This week and next a bunch of postgraduates in the School of History at the University of Kent are taking part in an intensive essay writing workshop led by Don Leggett. The idea is for each of them to have written a journal article in just two weeks! Given this bold ambition, when they asked for some reflections on my first journal writing experience I felt obliged to throw some thoughts together. So, here goes…
- Idea. I was encouraged to write from very early on in the PhD. As a result I had a huge amount of material by the end of my second year. Some of these words would be destined for the bin (tangential context), others for refinement (too wordy), but one section I earmarked for expansion and publication. It was on an area that wasn’t directly related to the thrust of my overall argument, and yet teased out some of what I thought made my work original and which I found fascinating (who doesn’t like a good theatre riot?).
- Writing. I set about writing a week after submitting a draft thesis to my supervisor in the August of my 3rd year. I then set myself a target of finishing the article before my viva (so three months), using a combination of words siphoned off from my thesis and some extra research (having been editing my thesis for the previous 6 months I was desperate to do some research again!). I did meet my deadline but nearly didn’t make it because I underestimated the how long it would take to migrate my idiosyncratic style to the style guide for the journal I was submitting to. So top tip, read the style guide for your chosen journal early on in the writing process!
- Reviews/Edits. Contrary to many horror stories (and subsequent experience) I enjoyed the peer review process. The readers offered constructive criticism (mostly around not being blunt enough about what the article was seeking to do in the introduction and what it had done in the conclusion – basic undergraduate stuff really…) and the editor was supportive.
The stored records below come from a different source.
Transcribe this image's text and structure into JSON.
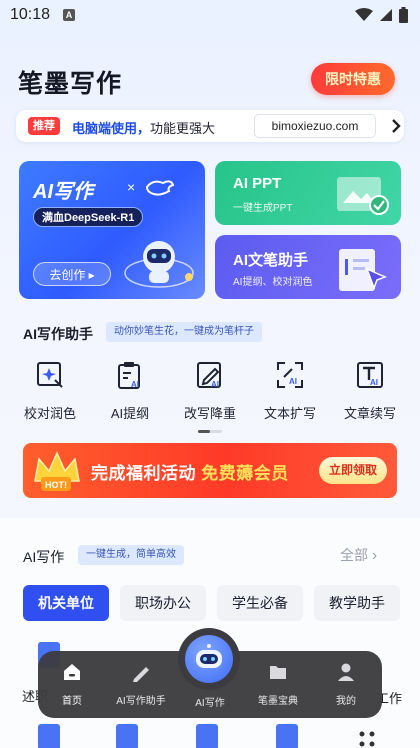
{
  "status_bar": {
    "time": "10:18",
    "notif": "A"
  },
  "header": {
    "title": "笔墨写作",
    "promo_label": "限时特惠"
  },
  "pc_bar": {
    "badge": "推荐",
    "text_bold": "电脑端使用，",
    "text_rest": "功能更强大",
    "url": "bimoxiezuo.com"
  },
  "cards": {
    "big": {
      "title": "AI写作",
      "times": "×",
      "badge": "满血DeepSeek-R1",
      "button": "去创作 ▸"
    },
    "ppt": {
      "title": "AI PPT",
      "subtitle": "一键生成PPT"
    },
    "pen": {
      "title": "AI文笔助手",
      "subtitle": "AI提纲、校对润色"
    }
  },
  "assistant": {
    "title": "AI写作助手",
    "tagline": "动你妙笔生花，一键成为笔杆子",
    "tools": [
      {
        "label": "校对润色",
        "icon": "sparkle-edit-icon"
      },
      {
        "label": "AI提纲",
        "icon": "clipboard-ai-icon"
      },
      {
        "label": "改写降重",
        "icon": "pen-edit-icon"
      },
      {
        "label": "文本扩写",
        "icon": "expand-ai-icon"
      },
      {
        "label": "文章续写",
        "icon": "text-ai-icon"
      }
    ]
  },
  "banner": {
    "text_a": "完成福利活动 ",
    "text_b": "免费薅会员",
    "button": "立即领取",
    "hot": "HOT!"
  },
  "writing": {
    "title": "AI写作",
    "tagline": "一键生成，简单高效",
    "all_label": "全部",
    "categories": [
      "机关单位",
      "职场办公",
      "学生必备",
      "教学助手"
    ],
    "peek_left": "述职",
    "peek_right": "工作"
  },
  "tabbar": {
    "items": [
      {
        "label": "首页",
        "icon": "home-icon"
      },
      {
        "label": "AI写作助手",
        "icon": "pen-icon"
      },
      {
        "label": "AI写作",
        "icon": "robot-icon"
      },
      {
        "label": "笔墨宝典",
        "icon": "folder-icon"
      },
      {
        "label": "我的",
        "icon": "user-icon"
      }
    ]
  },
  "colors": {
    "primary": "#2f4ff0",
    "promo": "#ff3b3b",
    "tabbar": "#3c3c40"
  }
}
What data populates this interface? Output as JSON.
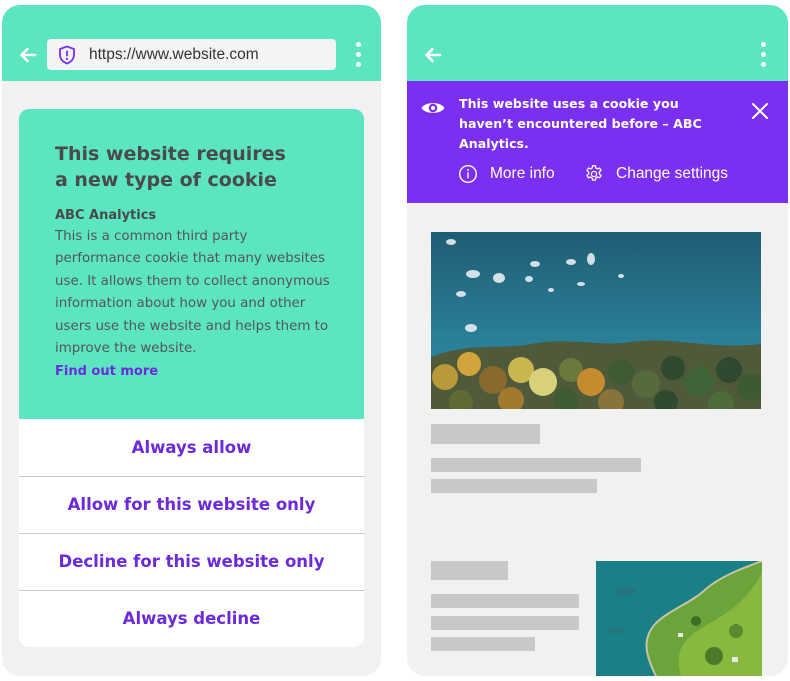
{
  "left_phone": {
    "url": "https://www.website.com",
    "card": {
      "title": "This website requires a new type of cookie",
      "cookie_name": "ABC Analytics",
      "description": "This is a common third party performance cookie that many websites use. It allows them to collect anonymous information about how you and other users use the website and helps them to improve the website.",
      "link": "Find out more"
    },
    "options": [
      "Always allow",
      "Allow for this website only",
      "Decline for this website only",
      "Always decline"
    ]
  },
  "right_phone": {
    "banner": {
      "message": "This website uses a cookie you haven’t encountered before – ABC Analytics.",
      "more_info": "More info",
      "change_settings": "Change settings"
    }
  },
  "colors": {
    "mint": "#5ce5c1",
    "purple_banner": "#7b2ff0",
    "purple_text": "#6b2bd9",
    "placeholder_gray": "#c8c8c8",
    "screen_bg": "#f1f1f1"
  },
  "icons": [
    "back-arrow-icon",
    "shield-icon",
    "more-vertical-icon",
    "eye-icon",
    "close-icon",
    "info-icon",
    "settings-gear-icon"
  ]
}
The article went to press six months after I submitted it, though this was sped along (I think) because I had contacted the editor in advance to see whether the piece would be of interest to the journal. This contact had helped guide some of the thrust of the argument (for example, the journal was interest in the idea of cartoonist/caricaturist as reporter) and perhaps helped smooth its passage to publication.
- Journal. The journal I chose – European Comic Art – was a journal I had read and enjoyed the content of: interdisciplinary, practically driven, used to dealing with images (permission issues for images can be a major headache!). They also allowed me to share online a post-print version of my paper after what I considered a reasonable embargo period (12 months. These days – shameless promotion of latest article klaxon! – I have a preference for open access at the point of publication: though I’d suggest – unless you are particularly passionate about OA – that you put aside these considerations for now). I also hadn’t heard any horror stories about the time they take to consider articles: this was important to me given that I was at the end of my PhD and needed to publish quickly (this informal list of journal response times is worth consulting, though I’m not sure how up to date it is).
- What I’d do differently. Start earlier. Given that I wanted to have a stab at academia, I should have had an article under consideration by the start of my third year. It may seem odd to you right now, but you have more time to write now than you will after the PhD when teaching, grant applications, job applications and (above all, unless you are willing to dip into the pockets of friends, family or the state) putting food on the table will take priority. Starting earlier would also have meant I could have aimed a little higher with the journal I chose, because I’d have had time to wait for the review then – if rejected – use the feedback to submit a better article elsewhere.
Feel free to comment below if you have any questions. Otherwise, best of luck!
(For those not taking part in the event, you can follow the students – and even help them out! – by directing your twitter feed to the hashtag #CHOTSwrite)